• Records for processing:
- - -

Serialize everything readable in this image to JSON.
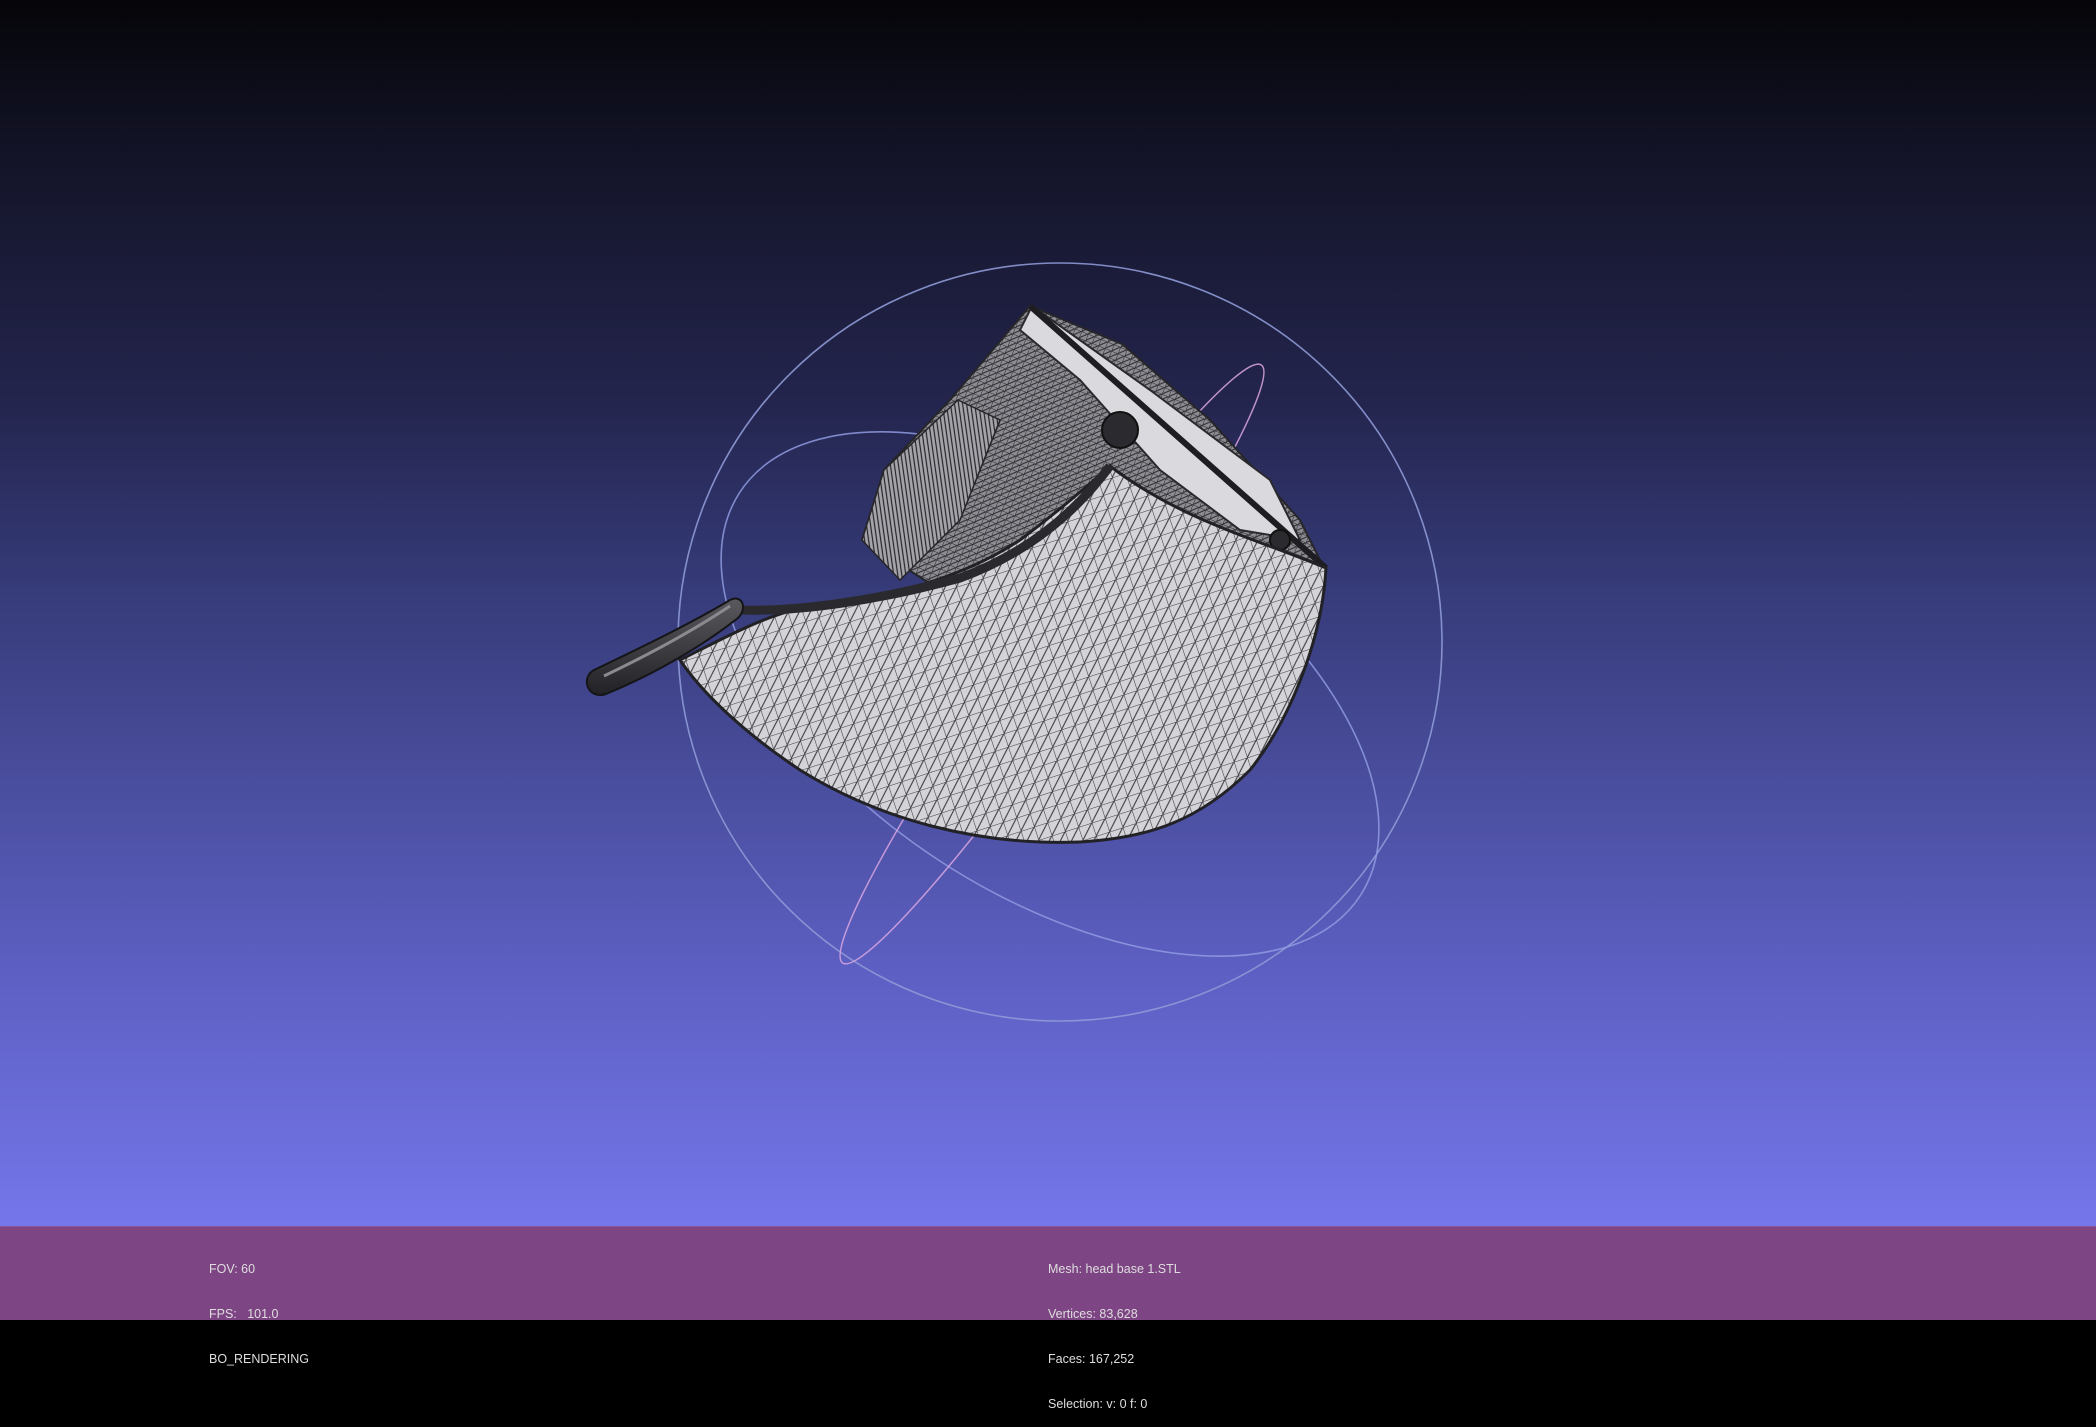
{
  "viewer": {
    "mesh_object": "head base 1 STL"
  },
  "info_left": {
    "fov": "FOV: 60",
    "fps": "FPS:   101.0",
    "render_mode": "BO_RENDERING"
  },
  "info_center": {
    "mesh": "Mesh: head base 1.STL",
    "vertices": "Vertices: 83,628",
    "faces": "Faces: 167,252",
    "selection": "Selection: v: 0 f: 0"
  },
  "colors": {
    "background_top": "#050509",
    "background_bottom": "#7576ea",
    "info_bar": "#7e4584",
    "info_text": "#dedede",
    "mesh_face": "#d4d4d8",
    "mesh_wire": "#2a2a2e",
    "trackball_ring": "#8e9ad6",
    "trackball_axis": "#d9a6e0"
  },
  "icons": {
    "trackball": "trackball-gizmo"
  }
}
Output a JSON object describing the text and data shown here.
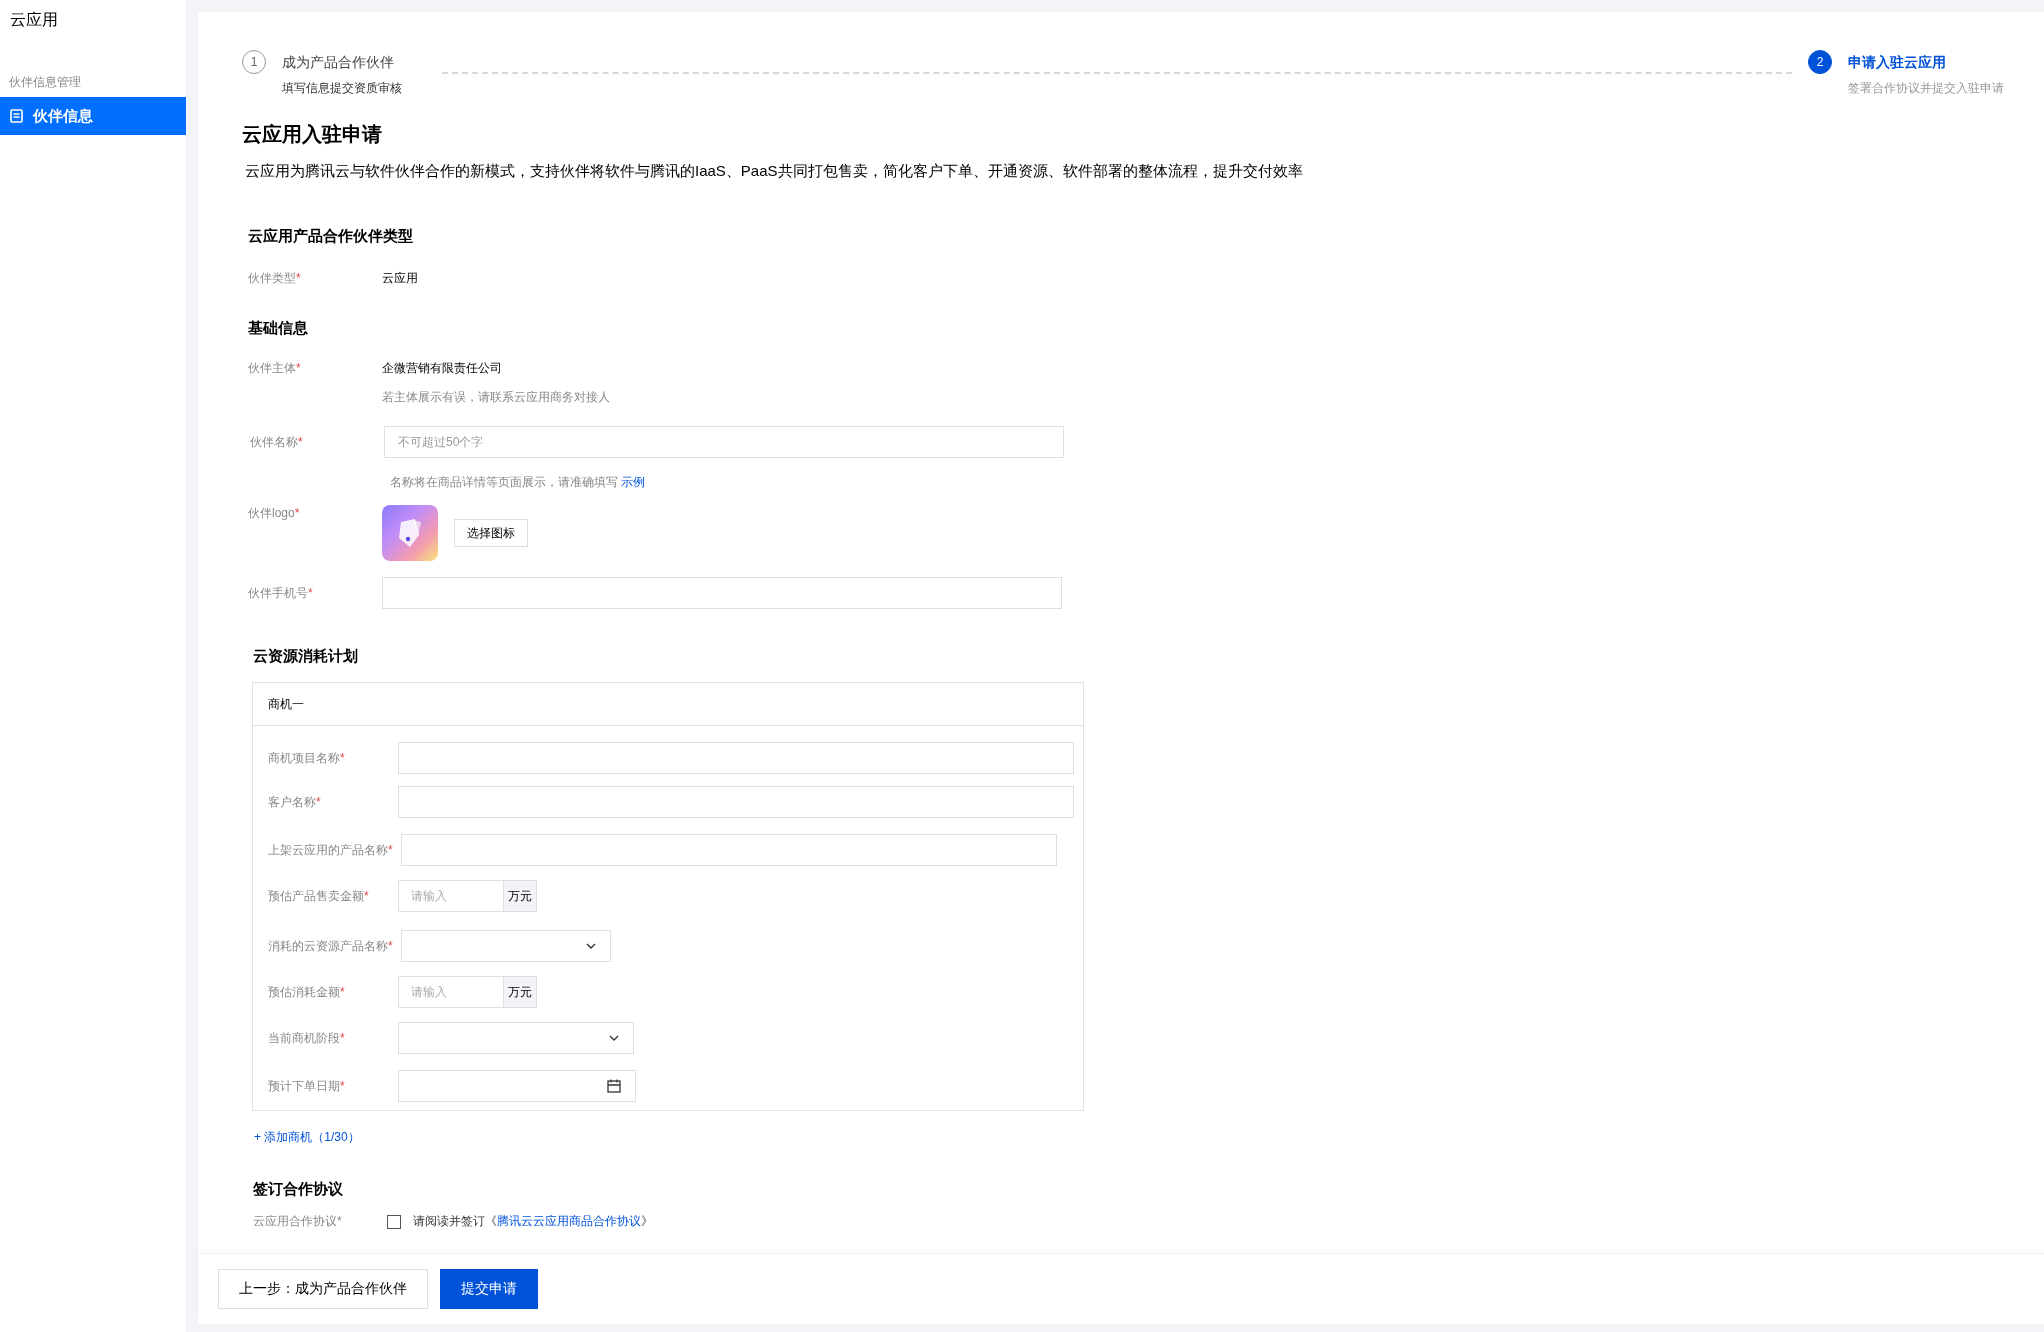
{
  "sidebar": {
    "title": "云应用",
    "group": "伙伴信息管理",
    "items": [
      {
        "label": "伙伴信息",
        "selected": true
      }
    ]
  },
  "steps": [
    {
      "number": "1",
      "title": "成为产品合作伙伴",
      "subtitle": "填写信息提交资质审核",
      "active": false
    },
    {
      "number": "2",
      "title": "申请入驻云应用",
      "subtitle": "签署合作协议并提交入驻申请",
      "active": true
    }
  ],
  "page": {
    "title": "云应用入驻申请",
    "description": "云应用为腾讯云与软件伙伴合作的新模式，支持伙伴将软件与腾讯的IaaS、PaaS共同打包售卖，简化客户下单、开通资源、软件部署的整体流程，提升交付效率"
  },
  "partner_type": {
    "heading": "云应用产品合作伙伴类型",
    "label": "伙伴类型",
    "required_mark": "*",
    "value": "云应用"
  },
  "basic_info": {
    "heading": "基础信息",
    "fields": [
      {
        "kind": "text",
        "label": "伙伴主体",
        "required_mark": "*",
        "value": "企微营销有限责任公司",
        "hint": "若主体展示有误，请联系云应用商务对接人"
      },
      {
        "kind": "input",
        "label": "伙伴名称",
        "required_mark": "*",
        "placeholder": "不可超过50个字",
        "hint": "名称将在商品详情等页面展示，请准确填写",
        "hint_link": "示例"
      },
      {
        "kind": "logo",
        "label": "伙伴logo",
        "required_mark": "*",
        "button": "选择图标"
      },
      {
        "kind": "input",
        "label": "伙伴手机号",
        "required_mark": "*"
      }
    ]
  },
  "consumption_plan": {
    "heading": "云资源消耗计划",
    "opportunities": [
      {
        "title": "商机一",
        "fields": [
          {
            "kind": "input",
            "label": "商机项目名称",
            "required_mark": "*"
          },
          {
            "kind": "input",
            "label": "客户名称",
            "required_mark": "*"
          },
          {
            "kind": "input",
            "label": "上架云应用的产品名称",
            "required_mark": "*"
          },
          {
            "kind": "amount",
            "label": "预估产品售卖金额",
            "required_mark": "*",
            "placeholder": "请输入",
            "unit": "万元"
          },
          {
            "kind": "select",
            "label": "消耗的云资源产品名称",
            "required_mark": "*"
          },
          {
            "kind": "amount",
            "label": "预估消耗金额",
            "required_mark": "*",
            "placeholder": "请输入",
            "unit": "万元"
          },
          {
            "kind": "select",
            "label": "当前商机阶段",
            "required_mark": "*"
          },
          {
            "kind": "date",
            "label": "预计下单日期",
            "required_mark": "*"
          }
        ]
      }
    ],
    "add_link": "+ 添加商机（1/30）"
  },
  "agreement": {
    "heading": "签订合作协议",
    "label": "云应用合作协议",
    "required_mark": "*",
    "checked": false,
    "text": "请阅读并签订《",
    "link": "腾讯云云应用商品合作协议",
    "text_end": "》"
  },
  "footer": {
    "buttons": [
      {
        "label": "上一步：成为产品合作伙伴",
        "kind": "secondary"
      },
      {
        "label": "提交申请",
        "kind": "primary"
      }
    ]
  }
}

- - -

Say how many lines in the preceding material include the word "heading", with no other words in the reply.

4